Background: Abdominal aortic operations have the highest perioperative cardiac risk. To test the impact of preoperative coronary artery revascularization (PR) in this high-risk subset, a post hoc analysis was performed in patients undergoing aortic surgery within the Coronary Artery Revascularization Prophylaxis (CARP) trial. Methods: The study cohort was a subset of 109 CARP patients with myocardial ischemia on nuclear imaging randomized to a strategy of PR (N = 52) or no PR (N = 57) before their scheduled abdominal aortic vascular operation. The clinical indications for vascular surgery were an expanding aneurysm (N = 62) or severe claudication (N = 47). The composite end-point of death and nonfatal myocardial infarction (MI) was determined by an intention-to-treat analysis following randomization. Results: The median time (Interquartiles) from randomization to vascular surgery was 56 (40, 81) days in patients assigned to PR and 19 (10, 43) days in patients assigned to no PR (P < 0.001). At 2.7 years following randomization, the probability of remaining free of death and nonfatal MI was 0.65 with PR and 0.55 with no PR [unadjusted P = 0.08, odds ratio = 1.67, 95% confidence interval (0.93, 2.99)]. Using a Cox proportional hazard model, predictors of the composite of death and nonfatal MI (odds ratio; 95% confidence interval) were no PR (1.90; 1.06-3.43; P = 0.03) and anterior ischemia on preoperative imaging (1.79; 0.99-3.23; P = 0.07). Conclusions: In patients with an abnormal cardiac imaging before abdominal aortic vascular surgery, PR was associated with a reduced risk of death and nonfatal MI while anterior ischemia was an identifier of poor outcome independent of the revascularization status.

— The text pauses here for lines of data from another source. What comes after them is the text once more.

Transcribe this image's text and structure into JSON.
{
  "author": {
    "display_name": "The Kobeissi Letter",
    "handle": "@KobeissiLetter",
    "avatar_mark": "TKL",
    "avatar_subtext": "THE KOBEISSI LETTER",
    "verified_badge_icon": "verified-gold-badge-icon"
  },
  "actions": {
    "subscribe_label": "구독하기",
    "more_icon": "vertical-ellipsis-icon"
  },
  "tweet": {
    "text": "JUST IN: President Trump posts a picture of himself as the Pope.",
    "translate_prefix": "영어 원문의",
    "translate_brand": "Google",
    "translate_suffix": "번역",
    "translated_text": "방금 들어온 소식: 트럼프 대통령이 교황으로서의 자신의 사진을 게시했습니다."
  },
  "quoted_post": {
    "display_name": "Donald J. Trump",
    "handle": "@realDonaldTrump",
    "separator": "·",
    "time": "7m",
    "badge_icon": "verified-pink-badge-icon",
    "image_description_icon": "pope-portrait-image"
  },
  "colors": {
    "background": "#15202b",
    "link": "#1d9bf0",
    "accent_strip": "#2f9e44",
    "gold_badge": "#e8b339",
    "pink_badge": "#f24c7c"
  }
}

- diagnostic cardiac catheterization
- percutaneous coronary intervention
- peripheral vascular disease